A generation ago, amenities at the Margazhi festival were spartan at best, but sabhas today hum a different tune. Anand Venkateswaran looks at what some of the venues have to offer the rasika.
Come December, over a hundred venues bloom in Chennai with a boggling array of concerts. Even a sabha veteran is reduced to a bee flitting from one venue to another, with little thought to what awaits him, apart from the music, that is.
After negotiating, wheedling, pushing and honking your way through murderous Chennai traffic to arrive at the sabha of your choice, the foremost thought in your mind is - parking. If it were the Krishna Gana sabha in T-Nagar, you would find myself more or less at ease; there’s a modest parking lot opposite the venue. It’s not quite enough for prime time concerts, but there’s always the rest of the street, thankfully devoid of no-parking signs. The Narada Gana Sabha too is generous, enough for perhaps 50 cars and twice as many motorbikes.
The Music Academy has parking space both at the venue and at St. Ebbas. And there are supervisors throughout the day, to manage traffic and maintain speed limits and to keep an eye on safety. Those traumatised by a 7.00pm drive on monsoon-washed roads will find solace here. Parking sorted. Let’s step inside now.
One aspect that begs the immediate attention of all sabha organisers is making the venues wheelchair-friendly. The Music Academy is among very few sabhas which have ramps at the entrance as well as inside.
Every venue has a personality all its own; some call it ambiance. The Parthasarathy Sabha, at Bheemasena Garden Road in Mylapore gives you a feeling you’ve gatecrashed someone’s wedding.
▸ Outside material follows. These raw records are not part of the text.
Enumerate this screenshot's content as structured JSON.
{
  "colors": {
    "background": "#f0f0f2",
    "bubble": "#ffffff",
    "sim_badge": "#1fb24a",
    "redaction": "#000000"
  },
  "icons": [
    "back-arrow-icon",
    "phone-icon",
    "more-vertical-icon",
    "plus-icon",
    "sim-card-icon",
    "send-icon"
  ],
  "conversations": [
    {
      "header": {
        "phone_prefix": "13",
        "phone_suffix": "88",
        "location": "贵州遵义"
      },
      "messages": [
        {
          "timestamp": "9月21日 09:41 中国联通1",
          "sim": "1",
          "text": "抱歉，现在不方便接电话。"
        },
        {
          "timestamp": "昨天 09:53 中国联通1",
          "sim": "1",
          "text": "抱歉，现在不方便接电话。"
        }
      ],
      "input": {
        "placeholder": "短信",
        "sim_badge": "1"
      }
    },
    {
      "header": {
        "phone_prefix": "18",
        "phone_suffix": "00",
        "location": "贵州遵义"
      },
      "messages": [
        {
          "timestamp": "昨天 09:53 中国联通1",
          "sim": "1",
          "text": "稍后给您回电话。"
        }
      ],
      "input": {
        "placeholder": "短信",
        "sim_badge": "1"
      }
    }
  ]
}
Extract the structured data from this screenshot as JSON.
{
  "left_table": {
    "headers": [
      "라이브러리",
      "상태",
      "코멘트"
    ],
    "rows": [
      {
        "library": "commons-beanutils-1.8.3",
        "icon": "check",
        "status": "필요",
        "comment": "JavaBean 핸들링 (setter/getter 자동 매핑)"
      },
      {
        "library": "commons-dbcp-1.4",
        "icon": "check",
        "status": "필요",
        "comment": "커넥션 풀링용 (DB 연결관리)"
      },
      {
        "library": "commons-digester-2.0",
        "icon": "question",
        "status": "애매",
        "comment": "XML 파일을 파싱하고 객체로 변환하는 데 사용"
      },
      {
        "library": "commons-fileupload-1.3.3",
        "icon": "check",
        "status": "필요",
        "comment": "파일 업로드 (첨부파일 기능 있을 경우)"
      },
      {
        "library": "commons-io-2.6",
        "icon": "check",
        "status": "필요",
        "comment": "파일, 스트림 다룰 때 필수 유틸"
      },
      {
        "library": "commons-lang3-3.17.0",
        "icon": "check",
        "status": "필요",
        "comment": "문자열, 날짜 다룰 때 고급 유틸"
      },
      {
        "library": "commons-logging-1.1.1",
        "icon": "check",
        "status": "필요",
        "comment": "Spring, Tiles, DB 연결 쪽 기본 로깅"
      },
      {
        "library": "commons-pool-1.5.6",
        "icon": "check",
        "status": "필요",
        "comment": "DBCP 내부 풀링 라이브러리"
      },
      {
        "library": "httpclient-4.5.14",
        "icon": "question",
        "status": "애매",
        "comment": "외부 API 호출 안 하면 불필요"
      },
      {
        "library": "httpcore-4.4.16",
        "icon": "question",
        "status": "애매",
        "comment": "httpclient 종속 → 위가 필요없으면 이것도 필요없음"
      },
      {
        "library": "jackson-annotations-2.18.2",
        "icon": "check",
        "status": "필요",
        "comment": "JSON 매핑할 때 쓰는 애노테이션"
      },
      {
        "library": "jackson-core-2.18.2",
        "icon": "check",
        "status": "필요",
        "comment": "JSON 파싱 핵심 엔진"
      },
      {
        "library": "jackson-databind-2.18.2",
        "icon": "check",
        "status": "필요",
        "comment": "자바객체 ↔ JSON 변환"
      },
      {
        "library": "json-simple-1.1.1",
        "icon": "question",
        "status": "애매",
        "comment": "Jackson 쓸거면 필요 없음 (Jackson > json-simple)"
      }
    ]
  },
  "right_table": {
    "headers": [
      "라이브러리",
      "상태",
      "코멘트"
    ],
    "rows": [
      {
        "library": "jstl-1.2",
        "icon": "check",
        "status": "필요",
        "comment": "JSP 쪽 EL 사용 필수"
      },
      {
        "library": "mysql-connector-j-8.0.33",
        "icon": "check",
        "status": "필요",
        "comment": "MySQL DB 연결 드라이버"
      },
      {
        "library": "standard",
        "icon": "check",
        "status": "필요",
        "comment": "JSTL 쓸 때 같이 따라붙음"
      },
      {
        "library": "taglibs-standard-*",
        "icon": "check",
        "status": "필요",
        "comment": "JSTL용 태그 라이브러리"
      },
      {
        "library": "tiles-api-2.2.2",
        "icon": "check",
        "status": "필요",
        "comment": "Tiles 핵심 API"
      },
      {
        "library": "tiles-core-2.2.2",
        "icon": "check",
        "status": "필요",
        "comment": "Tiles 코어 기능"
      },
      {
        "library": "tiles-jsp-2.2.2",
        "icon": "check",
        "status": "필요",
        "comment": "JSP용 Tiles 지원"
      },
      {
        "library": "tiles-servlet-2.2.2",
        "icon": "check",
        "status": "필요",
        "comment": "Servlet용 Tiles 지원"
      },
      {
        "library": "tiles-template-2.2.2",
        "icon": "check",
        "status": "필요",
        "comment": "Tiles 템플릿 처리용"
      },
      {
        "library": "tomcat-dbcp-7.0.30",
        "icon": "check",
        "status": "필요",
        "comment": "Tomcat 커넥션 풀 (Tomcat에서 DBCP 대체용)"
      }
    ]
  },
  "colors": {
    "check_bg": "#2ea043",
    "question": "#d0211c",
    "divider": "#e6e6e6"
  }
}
This hall is replete with shamiana at the entrance, rows of closely packed plastic chairs with cushions tied down and very bright lighting. The Krishna Gana Sabha, with its cane armchairs, would transport you to the ‘thinnai’ of your grandparents’ place. The chairs are surprisingly comfortable to sit on, but manoeuvring yourself between rows isn’t a friendly prospect, if you’re wearing a dhoti or sari. Lighting is subtle, even on stage.
The Music Academy and Narada Gana Sabha are typical auditoria, with some improvements. The former venue has bright lights on the ceiling, and illuminated blue steps on the floor to help people navigate, through wide aisles and into comfortable seats with ample leg space. You can see a lot of surface and it’s all clean. Oh, there they are the artists; they’re taking their place on stage.
There was a time, not long ago, when the artist, the monarch of the event, held sway with little but a raised platform and a sonorous voice. There's more to reel in the rasika today.
Stage décor is minimalist at The Music Academy as well at the Krishna Gana Sabha. A simple banner and three door-like props on either side add to the aesthetic value of the stage. With this setup, it would be a bit of a squeeze if a few more artists joined in. The Parthasarathy Sabha is ornate, if not too orderly. Banners convey the antiquity of the sabha in profusion.
Line of sight to the stage – check, mood – check, voice for ‘tsk tsk tsk’, ‘bhale’ and ‘aaha’ – clear. Let’s listen in.
Many a danger lurks in the world of acoustics. Volume too low or too high, static, and that high-pitch howl which can stab the kutcheri at any time, like a little spear into one ear and through the other. This is why sound engineers conduct a concert of their own in the background, to contain the noise and let the music alone flow. In spite of its retro setting, Krishna Gana Sabha has speakers placed conveniently above ground. This way, the volume carries well, without knocking the front row off their chairs. The sound quality passes muster, as Ranjani and Gayatri proved one fine evening. No instances of microphone howling at the Music Academy either.
For all its rich tradition, the Parthasarathy Sabha is subject to the limitations of a portable venue and consequently, settling in takes some time. In one 7.00 p.m. concert, Shashank the flautist kept asking the audience if the sound was too high or sharp and had repeated adjustments made to the master volume. However, during a particularly robust bit in his Shankarabharanam varnam set to ata talam, when artist and accompanists extracted extra rpm from their instruments, the front rows couldn’t help wincing.
The hours pass from right under your tapping feet. And your body gently but firmly calls for your attention, with a little rumble in your tummy, or with a sudden memory of purposeful walking and flowing water. To address the first issue, the sabha canteens have evolved in a way that has delighted sabha-goers. That deserves a spread of its own. The restroom facilities in most venues are not quite equipped for the ever-swelling numbers of the audience. It’s part of the blueprint in established auditoria, but generally, they seem to have been attached as a slightly embarrassing after thought. Perhaps the next edition of the festival will see to this aspect.
These little tweaks in the arrangements and amenities challenges popular belief that tradition is static and proves also that it evolves all the time. If it didn’t evolve, it wouldn’t last long enough to become tradition. The winter music festival has evolved constantly, and the rasika, recognised as the integral part of every sabha, is being gifted with more care and attention. Reward, perhaps, for his love of the arts which spans generations.